[Dataset rows for apps and sites]
┌──

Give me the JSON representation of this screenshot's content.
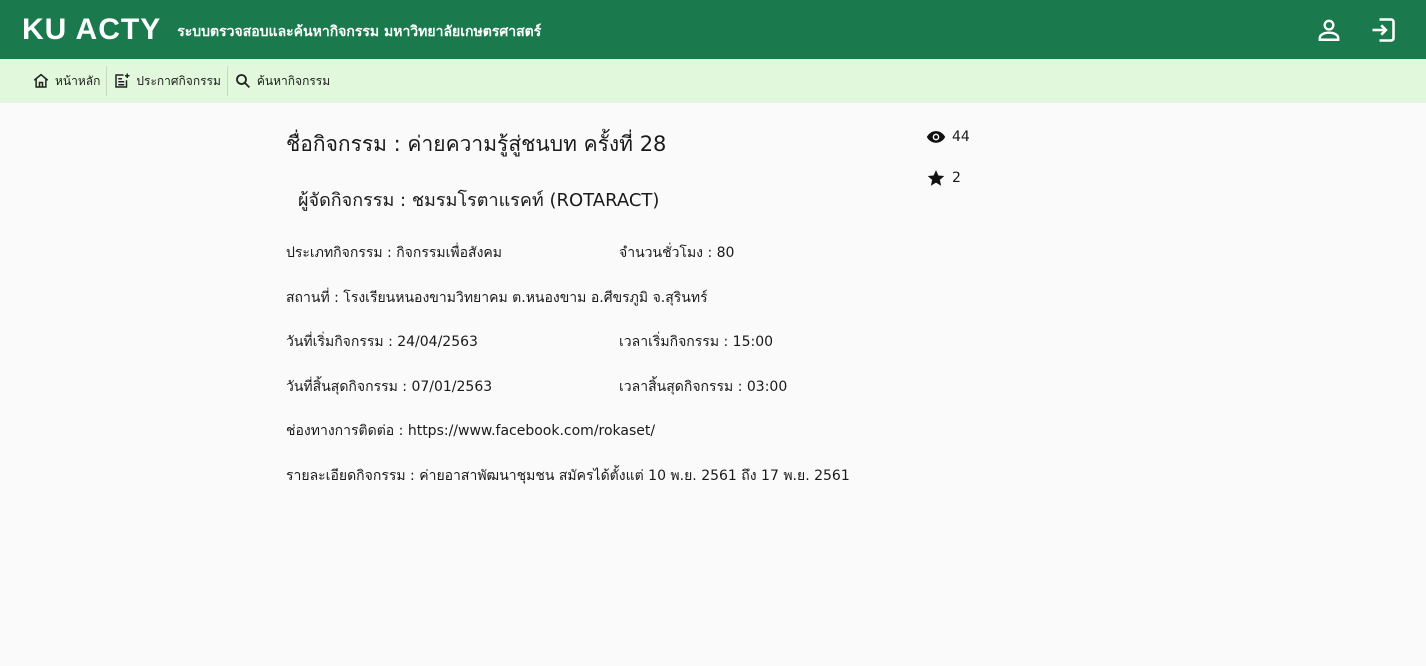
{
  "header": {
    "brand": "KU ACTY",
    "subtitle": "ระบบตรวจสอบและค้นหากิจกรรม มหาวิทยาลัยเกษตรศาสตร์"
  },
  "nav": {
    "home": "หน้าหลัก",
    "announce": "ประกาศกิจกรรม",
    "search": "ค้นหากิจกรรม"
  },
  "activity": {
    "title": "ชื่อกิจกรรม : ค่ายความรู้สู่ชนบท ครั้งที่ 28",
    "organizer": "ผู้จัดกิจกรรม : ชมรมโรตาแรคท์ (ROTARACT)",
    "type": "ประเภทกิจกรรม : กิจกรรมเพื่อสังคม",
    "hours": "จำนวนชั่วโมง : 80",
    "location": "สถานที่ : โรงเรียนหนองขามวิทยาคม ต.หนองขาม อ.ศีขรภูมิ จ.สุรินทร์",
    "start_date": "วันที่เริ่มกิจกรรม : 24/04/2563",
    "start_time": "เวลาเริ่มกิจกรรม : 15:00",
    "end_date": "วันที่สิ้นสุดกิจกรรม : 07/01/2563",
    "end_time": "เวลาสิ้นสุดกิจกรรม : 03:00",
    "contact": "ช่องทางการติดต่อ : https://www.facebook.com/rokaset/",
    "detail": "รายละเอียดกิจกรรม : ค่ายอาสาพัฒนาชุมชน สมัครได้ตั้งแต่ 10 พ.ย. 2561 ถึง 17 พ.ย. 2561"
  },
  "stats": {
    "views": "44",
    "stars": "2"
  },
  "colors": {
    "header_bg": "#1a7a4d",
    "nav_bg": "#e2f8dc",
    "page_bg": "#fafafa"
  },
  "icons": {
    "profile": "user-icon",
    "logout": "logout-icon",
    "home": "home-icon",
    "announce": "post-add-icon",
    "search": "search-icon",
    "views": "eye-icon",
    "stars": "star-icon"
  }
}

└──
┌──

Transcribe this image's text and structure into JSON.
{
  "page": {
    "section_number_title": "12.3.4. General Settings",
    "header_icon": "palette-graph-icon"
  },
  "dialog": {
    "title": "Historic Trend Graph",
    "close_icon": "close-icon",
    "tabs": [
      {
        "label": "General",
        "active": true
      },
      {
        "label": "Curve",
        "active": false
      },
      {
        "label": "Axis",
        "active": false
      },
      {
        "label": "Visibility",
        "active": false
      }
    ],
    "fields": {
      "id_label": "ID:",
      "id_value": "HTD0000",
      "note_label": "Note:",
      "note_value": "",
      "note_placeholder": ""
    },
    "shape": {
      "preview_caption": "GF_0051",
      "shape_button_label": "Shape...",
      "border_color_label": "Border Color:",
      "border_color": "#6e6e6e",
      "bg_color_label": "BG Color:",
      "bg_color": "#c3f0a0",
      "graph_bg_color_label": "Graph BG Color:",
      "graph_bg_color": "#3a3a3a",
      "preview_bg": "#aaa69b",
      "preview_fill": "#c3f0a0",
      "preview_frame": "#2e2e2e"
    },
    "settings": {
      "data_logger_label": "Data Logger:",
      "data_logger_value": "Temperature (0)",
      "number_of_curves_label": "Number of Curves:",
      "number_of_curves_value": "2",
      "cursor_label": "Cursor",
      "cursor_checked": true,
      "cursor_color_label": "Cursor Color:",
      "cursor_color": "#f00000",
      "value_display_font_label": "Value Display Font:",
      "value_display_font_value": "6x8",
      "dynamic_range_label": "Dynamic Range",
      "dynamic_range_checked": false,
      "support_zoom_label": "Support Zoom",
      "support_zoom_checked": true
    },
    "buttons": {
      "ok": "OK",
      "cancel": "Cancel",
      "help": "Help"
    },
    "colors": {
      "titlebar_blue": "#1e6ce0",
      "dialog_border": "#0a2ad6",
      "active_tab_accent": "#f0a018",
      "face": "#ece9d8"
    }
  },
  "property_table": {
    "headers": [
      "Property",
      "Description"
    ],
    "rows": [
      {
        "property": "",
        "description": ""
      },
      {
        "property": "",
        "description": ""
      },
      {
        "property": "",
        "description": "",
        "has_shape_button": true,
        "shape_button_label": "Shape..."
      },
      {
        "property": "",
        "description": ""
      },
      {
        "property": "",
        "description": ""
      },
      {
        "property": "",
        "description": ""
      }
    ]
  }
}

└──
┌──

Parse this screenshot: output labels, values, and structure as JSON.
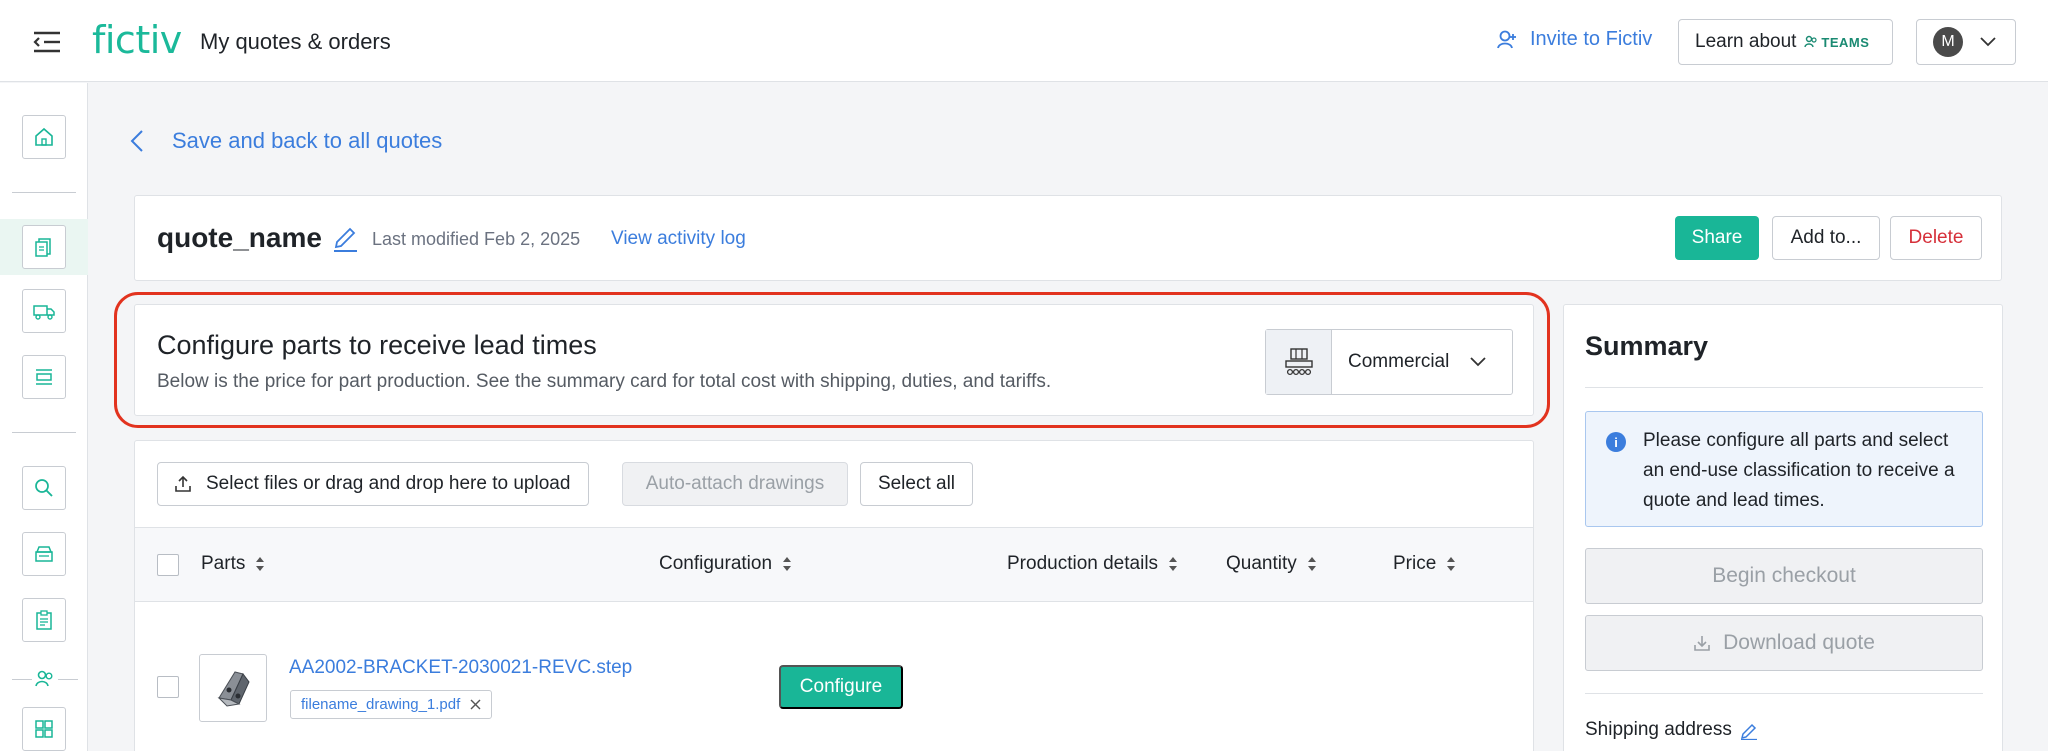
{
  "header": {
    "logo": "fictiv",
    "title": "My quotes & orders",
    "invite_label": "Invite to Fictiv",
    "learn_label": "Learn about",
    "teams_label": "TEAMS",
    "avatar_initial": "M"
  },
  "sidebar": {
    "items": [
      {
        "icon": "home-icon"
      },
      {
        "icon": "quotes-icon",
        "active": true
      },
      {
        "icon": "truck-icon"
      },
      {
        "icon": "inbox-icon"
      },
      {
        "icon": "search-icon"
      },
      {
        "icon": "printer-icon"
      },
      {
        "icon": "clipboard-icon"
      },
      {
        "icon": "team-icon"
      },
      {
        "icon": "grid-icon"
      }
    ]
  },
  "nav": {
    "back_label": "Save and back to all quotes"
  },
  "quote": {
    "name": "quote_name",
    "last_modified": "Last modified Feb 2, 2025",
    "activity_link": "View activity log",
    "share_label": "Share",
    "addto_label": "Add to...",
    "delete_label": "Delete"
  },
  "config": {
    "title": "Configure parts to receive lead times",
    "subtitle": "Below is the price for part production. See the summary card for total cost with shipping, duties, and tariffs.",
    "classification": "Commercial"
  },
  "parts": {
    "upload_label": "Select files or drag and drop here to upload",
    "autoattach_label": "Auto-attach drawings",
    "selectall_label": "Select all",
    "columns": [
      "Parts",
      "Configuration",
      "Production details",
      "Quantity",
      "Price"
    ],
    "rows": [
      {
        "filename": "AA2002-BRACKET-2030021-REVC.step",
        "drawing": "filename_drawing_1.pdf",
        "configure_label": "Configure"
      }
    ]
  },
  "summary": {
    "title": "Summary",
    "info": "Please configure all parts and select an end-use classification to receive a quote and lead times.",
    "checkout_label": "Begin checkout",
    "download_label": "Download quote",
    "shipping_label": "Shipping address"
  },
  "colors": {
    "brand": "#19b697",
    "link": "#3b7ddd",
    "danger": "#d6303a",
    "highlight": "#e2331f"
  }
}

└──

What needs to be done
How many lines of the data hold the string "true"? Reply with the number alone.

Response below
5